Toni Morrison’s work gave me permission to write. When I read The Bluest Eye in the eighth grade, I engaged it right away. I’ve read it at least ten times since then, with each reading revealing something new. And, of course, I’ve read all of her other novels—well, more like devoured them. In The Bluest Eye, I love how she captures the humanity of that traumatized community in language that was so raw but elegant and stunningly lyrical. She didn’t write for white folks and she didn’t explain anything. She assumed the centrality of being Black and steeped the narrative in all these cultural nuances that were very familiar to me, which enriched the humanity of the characters. I knew I wanted to write like that.
With Alice Walker, I always admired the passion of her writing and the deceptively simple but always affecting way she describes very intense scenes. Gloria Naylor is so underrated. Bailey’s Café is one of my all-time favorite books. Like Morrison, there’s so much music and beautiful funkiness in her books. As for Maya Angelou, I always preferred her poetry over her prose. Her poetry, especially her early volumes, was so richly musical and bluesy.
The end of Soul Serenade suggests the continuation of your story in another book. Do you have any future writing projects lined up?
I’m not sure that I want to write another volume of memoir just yet. It took me thirty years to get a handle on my childhood. It may take another thirty for me to understand my life as a grown man.

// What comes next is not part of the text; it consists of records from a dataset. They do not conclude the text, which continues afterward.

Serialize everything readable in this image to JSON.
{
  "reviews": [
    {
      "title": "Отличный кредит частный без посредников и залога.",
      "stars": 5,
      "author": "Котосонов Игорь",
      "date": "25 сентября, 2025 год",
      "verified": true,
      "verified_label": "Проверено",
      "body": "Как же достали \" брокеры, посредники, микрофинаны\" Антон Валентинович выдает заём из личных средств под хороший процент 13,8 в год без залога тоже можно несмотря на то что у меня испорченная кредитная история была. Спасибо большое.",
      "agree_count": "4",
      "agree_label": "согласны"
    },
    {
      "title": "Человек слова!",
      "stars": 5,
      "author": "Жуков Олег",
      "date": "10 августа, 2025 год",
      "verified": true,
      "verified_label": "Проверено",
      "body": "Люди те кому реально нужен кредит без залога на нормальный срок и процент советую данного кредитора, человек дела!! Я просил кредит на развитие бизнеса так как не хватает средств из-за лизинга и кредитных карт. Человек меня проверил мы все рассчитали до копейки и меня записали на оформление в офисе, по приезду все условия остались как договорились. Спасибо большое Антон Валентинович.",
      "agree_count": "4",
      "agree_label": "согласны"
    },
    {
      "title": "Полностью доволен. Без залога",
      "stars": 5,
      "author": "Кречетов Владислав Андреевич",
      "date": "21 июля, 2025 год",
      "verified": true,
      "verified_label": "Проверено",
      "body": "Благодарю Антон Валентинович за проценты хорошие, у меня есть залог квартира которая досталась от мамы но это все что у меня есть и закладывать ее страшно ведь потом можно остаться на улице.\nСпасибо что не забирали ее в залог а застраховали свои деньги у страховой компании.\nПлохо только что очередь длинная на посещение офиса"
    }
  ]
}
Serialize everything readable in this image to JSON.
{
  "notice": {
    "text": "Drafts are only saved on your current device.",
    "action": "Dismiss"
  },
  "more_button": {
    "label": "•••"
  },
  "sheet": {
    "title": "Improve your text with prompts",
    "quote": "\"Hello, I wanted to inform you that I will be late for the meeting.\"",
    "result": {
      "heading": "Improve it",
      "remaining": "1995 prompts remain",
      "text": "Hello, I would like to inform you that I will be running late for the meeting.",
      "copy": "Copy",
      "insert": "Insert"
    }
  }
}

Besides, I’m not really interested in writing about myself again at this point. I’m thinking maybe a book of essays or maybe a novel. I have a germ of one trying to grow. But I don’t know. We will see.
To read more about Rashod Ollison, check out his other interviews with Next Magazine, The Virginian-Pilot, and Guernica Magazine (this one with an excerpt from Soul Serenade). You can also read an excerpt from his book on The Advocate.
About the Author
Rashod Ollison is an award-winning pop music critic and culture journalist. He has been a staff critic and feature writer for the Dallas Morning News, Philadelphia Inquirer, Journal News (Westchester, New York), Baltimore Sun, and Virginian-Pilot. He also wrote a music column for Jet magazine. A native of Little Rock, Arkansas, Ollison lives in Virginia Beach. Follow him on Twitter at @ and visit his website.